- Just put your blindfolds on and let 'er rip :)
--- In firstname.lastname@example.org, "Loren Snyder" <ljsnyder@...> wrote:
> You summed it up perfectly. For those who don't have the skills or the
> patience then Z may not be for them.
> Anyone can drive a clunker down a dirt road,..........but few can handle a
> 200 MPH formula one racer through a closed circuit track and come out alive.
> Enough said.
> -------Original Message-------
> From: david.davidksmith
> Date: 7/3/2011 12:33:56 PM
> To: email@example.com
> Subject: Re : Rï¿½f.: [Z_Scale] Re: Z Ops was Frustrated, Discouraged, and
> With all due respect, Z Scale is *always* going to be more of a challenge
> than other scales. The *laws of physics* dictate that good performance will
> be more difficult to achieve. It's not simply a matter of what the
> manufacturers produce, or what the modelers do with these products; it's a
> mix of many things.
> As evidenced by videos, superb operation is indeed possible in Z, but it

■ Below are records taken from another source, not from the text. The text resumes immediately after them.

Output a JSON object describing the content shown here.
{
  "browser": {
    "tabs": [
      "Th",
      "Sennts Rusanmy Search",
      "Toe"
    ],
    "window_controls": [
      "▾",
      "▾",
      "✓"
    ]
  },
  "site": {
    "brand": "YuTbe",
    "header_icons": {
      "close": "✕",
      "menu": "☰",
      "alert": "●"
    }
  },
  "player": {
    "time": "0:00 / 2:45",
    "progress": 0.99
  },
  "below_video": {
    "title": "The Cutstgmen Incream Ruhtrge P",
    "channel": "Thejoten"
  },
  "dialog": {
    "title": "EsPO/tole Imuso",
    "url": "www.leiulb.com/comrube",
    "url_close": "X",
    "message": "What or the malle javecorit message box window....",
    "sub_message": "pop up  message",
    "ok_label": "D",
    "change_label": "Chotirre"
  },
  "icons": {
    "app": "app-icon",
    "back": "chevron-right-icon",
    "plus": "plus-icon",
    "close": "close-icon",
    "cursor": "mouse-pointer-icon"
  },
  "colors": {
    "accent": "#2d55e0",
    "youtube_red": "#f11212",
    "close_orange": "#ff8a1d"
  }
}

> requires much more work. It's simply not possible to shake a box and have a
> perfect layout pop out. It takes effort, patience and persistence. It

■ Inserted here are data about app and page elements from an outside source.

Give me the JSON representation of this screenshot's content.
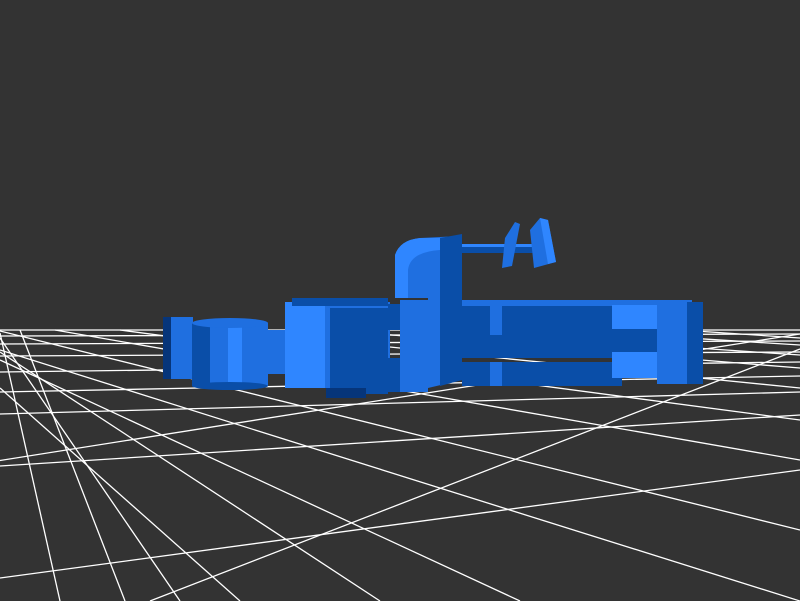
{
  "scene": {
    "background_color": "#333333",
    "grid_color": "#ffffff",
    "model_color": "#1f6fe0",
    "model_shade_color": "#0a4ea8",
    "model_highlight_color": "#2f86ff",
    "model_dark_color": "#06357a",
    "description_visible_text": ""
  }
}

> requires considerably more focus on specifics, such as assembling the best
> trackwork possible, keeping it cleaner, and fine-tuning certain components,
> in particular switches and locomotives.
> Sure, it's possible to produce more reliable Z Scale products, but the price
> will reflect the greater precision, and it will rise to the point that no
> one will be able to afford it but a very select few. So, modelers must meet
> manufacturers halfway. It's unfair to point to other scales and expect Z
> Scale to perform the same. Likewise, it's unfair to point to manufacturers
> with expectations that their products must all work flawlessly.
> Bottom line, Z Scale is for those modelers who are willing and ready to work
> harder to achieve their goals, and is therefore definitely not for beginners
> As for those just entering the scale, the last thing one should do is build
> a large, complex layout as a first effort. The best thing to do is start
> with a loop on a tabletop, and get used to handling the models. Add a few
> switches, and experiment some more. After a while, one may be ready to build
> a small starter layout.
> More than any other scale, Z requires that one walk before they can run.
> Most of all, if it's not fun meeting the extra challenges it poses, then it
> s not the right scale in which to work.
> [Non-text portions of this message have been removed]